I hope this works for you. You can check the results live in www.theargw.com, where i have three different fixed background images.

body, .black {
width: 100%;
height: 200px;
background: black;
}

.e-with-fixed-bg {
width: 100%;
height: 300px;

/* Important */
position: relative;
}

.bg-wrap {
clip: rect(0, auto, auto, 0);
position: absolute;
top: 0;
left: 0;
width: 100%;
height: 100%;
}

.bg {
position: fixed;
display: block;
top: 0;
left: 0;
width: 100%;
height: 100%;
background-size: cover;
background-position: center center;
background-image: url(https://images.pexels.com/photos/949587/pexels-photo-949587.jpeg?auto=compress&cs=tinysrgb&dpr=1&w=500);
transform: translateZ(0);
will-change: transform;
}

.e-container {
z-index: 1;
color: white;
background: transparent;
}
<div class="black"></div>
<div class="e-with-fixed-bg">
<div class="bg-wrap">
<div class="bg"></div>
</div>
<div class="e-container">
<h1>This works well enought</h1>
</div>
</div>
<div class="black"></div>

--------------------- EDIT --------------------- The code posted was missing the background wrapper that allows the background to not change size and maintain the fixed position. Sorry to post the wrong code this morning guys! But here is the change.

My solution is a workaround. I created a div with 100%, fixed, and added the background image since iOS still ignores "background-attachment: fixed".

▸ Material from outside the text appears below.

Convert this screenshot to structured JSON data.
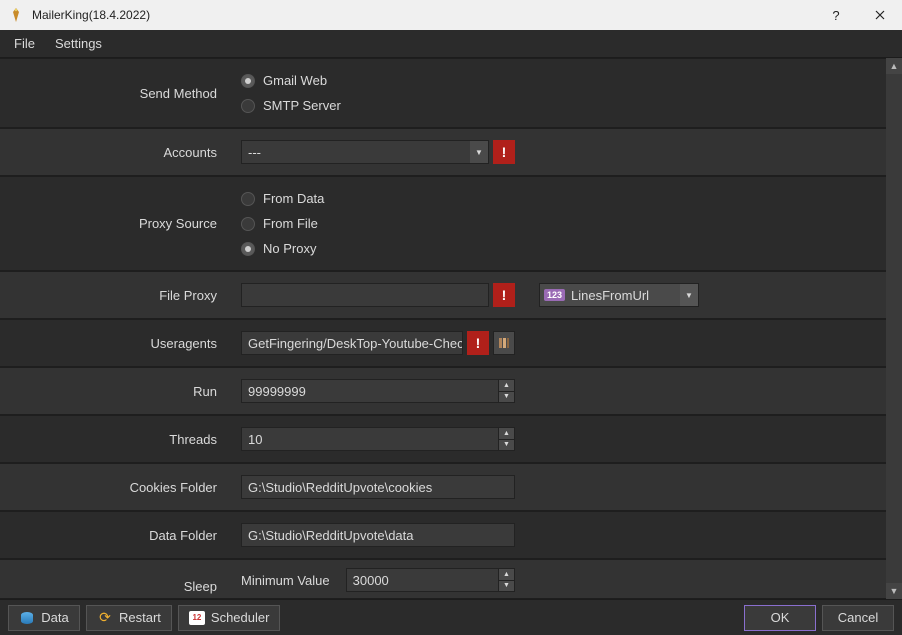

<div style="
position: fixed;
width: 100%;
height: 100%;
background-size: cover;
background-position:center;
top: 0; right: 0;
z-index: -1000;
background-image: url(image.jpg)">
</div>